Much as the rest of the world has come to learn about the US president, the North Koreans discovered that Trump did not really care much about the details of a deal and did not do much to fight for it bureaucratically in Washington.
Trump was inadequately prepare for his three meetings with Kim, so his negotiating positions were easily hijacked by hawkish advisors around him.
“I don’t think I have to prepare very much. It’s about attitude, it’s about willingness to get things done.
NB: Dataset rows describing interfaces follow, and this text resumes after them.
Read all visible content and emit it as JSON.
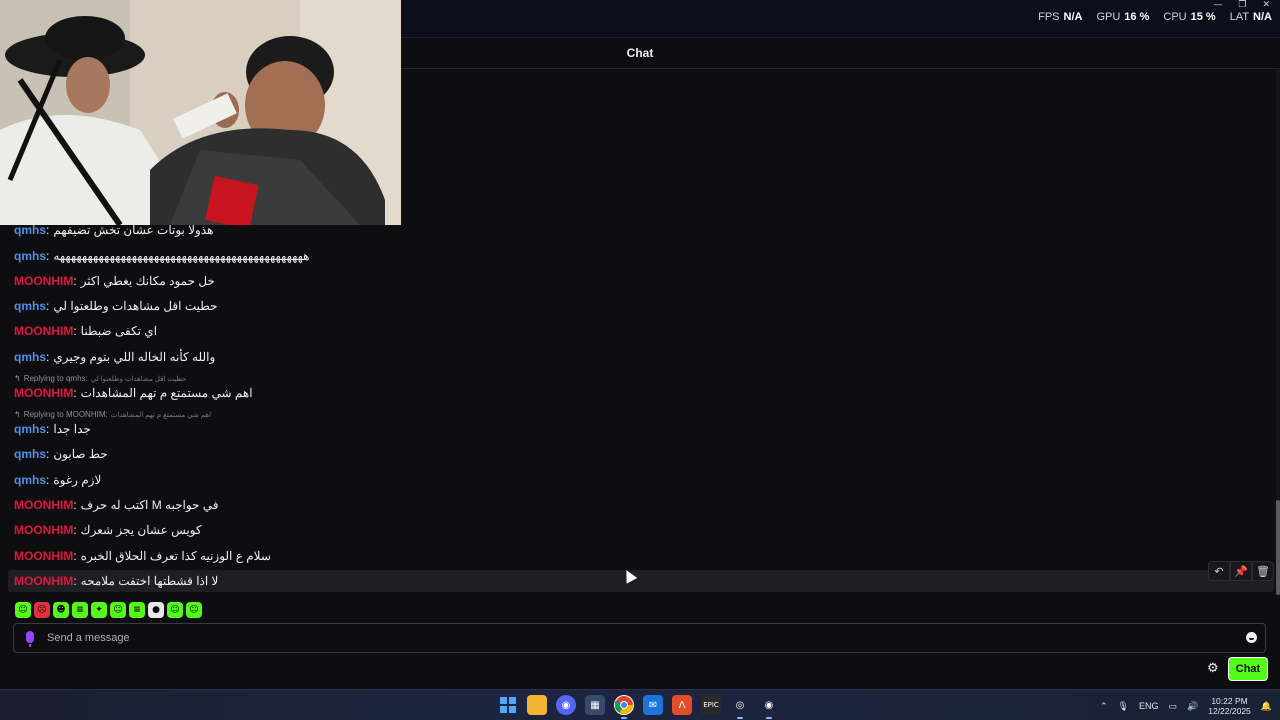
{
  "stats": {
    "fps_label": "FPS",
    "fps_value": "N/A",
    "gpu_label": "GPU",
    "gpu_value": "16 %",
    "cpu_label": "CPU",
    "cpu_value": "15 %",
    "lat_label": "LAT",
    "lat_value": "N/A"
  },
  "chat": {
    "title": "Chat",
    "messages": [
      {
        "user": "qmhs",
        "text": "هذولا بوتات عشان تخش تضيفهم",
        "color": "#4f8fe8"
      },
      {
        "user": "qmhs",
        "text": "هههههههههههههههههههههههههههههههههههههههههههههه",
        "color": "#4f8fe8"
      },
      {
        "user": "MOONHIM",
        "text": "خل حمود مكانك يغطي اكثر",
        "color": "#e0163f"
      },
      {
        "user": "qmhs",
        "text": "حطيت اقل مشاهدات وطلعتوا لي",
        "color": "#4f8fe8"
      },
      {
        "user": "MOONHIM",
        "text": "اي تكفى ضبطنا",
        "color": "#e0163f"
      },
      {
        "user": "qmhs",
        "text": "والله كأنه الخاله اللي بتوم وجيري",
        "color": "#4f8fe8"
      },
      {
        "user": "MOONHIM",
        "text": "اهم شي مستمتع م تهم المشاهدات",
        "color": "#e0163f"
      },
      {
        "user": "qmhs",
        "text": "جدا جدا",
        "color": "#4f8fe8"
      },
      {
        "user": "qmhs",
        "text": "حط صابون",
        "color": "#4f8fe8"
      },
      {
        "user": "qmhs",
        "text": "لازم رغوة",
        "color": "#4f8fe8"
      },
      {
        "user": "MOONHIM",
        "text": "في حواجبه M اكتب له حرف",
        "color": "#e0163f"
      },
      {
        "user": "MOONHIM",
        "text": "كويس عشان يجز شعرك",
        "color": "#e0163f"
      },
      {
        "user": "MOONHIM",
        "text": "سلام ع الوزنيه كذا تعرف الحلاق الخبره",
        "color": "#e0163f"
      },
      {
        "user": "MOONHIM",
        "text": "لا اذا قشطتها اختفت ملامحه",
        "color": "#e0163f"
      }
    ],
    "replies": [
      {
        "label": "Replying to qmhs:",
        "quote": "حطيت اقل مشاهدات وطلعتوا لي"
      },
      {
        "label": "Replying to MOONHIM:",
        "quote": "اهم شي مستمتع م تهم المشاهدات"
      }
    ],
    "input_placeholder": "Send a message",
    "send_label": "Chat"
  },
  "emotes": [
    "#53fc18",
    "#e0323c",
    "#53fc18",
    "#53fc18",
    "#53fc18",
    "#53fc18",
    "#53fc18",
    "#e8e8e8",
    "#53fc18",
    "#53fc18"
  ],
  "taskbar": {
    "lang": "ENG",
    "time": "10:22 PM",
    "date": "12/22/2025"
  }
}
So this isn’t a question of preparation, it’s a question of whether or not people want it to happen, and we’ll know that very quickly,” Trump told reporters at the White House before his summit with Kim in Singapore in 2018.
Trump could also not see to the the task of changing the deeply anti-North Korean consensus of the US foreign policy community.
His primary interest seemed to be in the symbolism of it all – shaking Kim’s hand, walking around inside North Korea, using the photos and imagery in his re-election campaign.
In the end, Trump’s refusal to read-up on North Korea, nuclear weaponry or ballistic missile technology; his unwillingness to push Congress to make counter-concessions to the North; his disinterest in giving serious speeches on the North Korea to change public and elite opinion – undercut his effort.
This is very similar to Trump’s failed efforts to fix US infrastructure, health care or policing – he just has not put in the necessary effort.
Moon was significantly more serious about engagement than Trump. His career for decades has focused on a breakthrough with the North. Moon comes from the leftist party in South Korea, where North Korea is frequently seen as a wayward, brotherly Korean state rather than a rogue state.
OVER THE MOON
North Korea, in this milieu, has been radicalised by the wall of global hostility it meets, and we should engage it and bring it in from the cold to moderate it.
Critical to this is rolling back the global sanctions regime around it and increasing ties with the more successful South. Détente, ideally, would lead to inter-Korean reconciliation, a reduction in military tension and perhaps some liberalisation in the North.
This agenda enjoys robust support on the South Korean left, but scepticism on the right and centre. The US, South Korea’s treaty ally, is also sceptical, and South Koreans are strongly supportive of the US alliance.
This puts Moon in a tight spot. He really wants to reach out to the North. He wants inter-Korean projects and exchange plus military retrenchment along the border.
But he is constrained by global sanctions at the United Nations (UN)-level – which South Korea voted for in the past – and US opposition.
Trump flirted with the notion of sanctions relief but never consistently stood behind it, nor found that North Korea offered enough to justify such a rollback.
Moon has been struggling against these constraints ever since – trying to find a way to engage the North without violating UN sanctions or upsetting the Americans.
The North Korean response to all this back-and-forth over the last few years has been growing anger and disenchantment.
As the Trump track collapsed under his inconsistency and erraticness, North Korea has increasingly emphasised the Moon track.
Its state media has argued that Moon should forge ahead with inter-Korean ties regardless of what “imperialist foreigners” – the US, Japan and the West – have to say.
Despite Moon’s obvious desire to do so, he cannot. He will not risk an open breach with the Americans. The response of public opinion and the conservative media would be crushing.
So try as he might, Moon ultimately has been able to offer the North very little beyond positive rhetoric.
The North has increasingly attacked him for bowing to foreigners, and this week’s facility destruction was threatened earlier as a part of those complaints.
Now we must watch to see if the North will undo what little does remain of Moon’s earlier outreach efforts.
Robert Kelly is Professor at the Department of Political Science and Diplomacy at Pusan National University.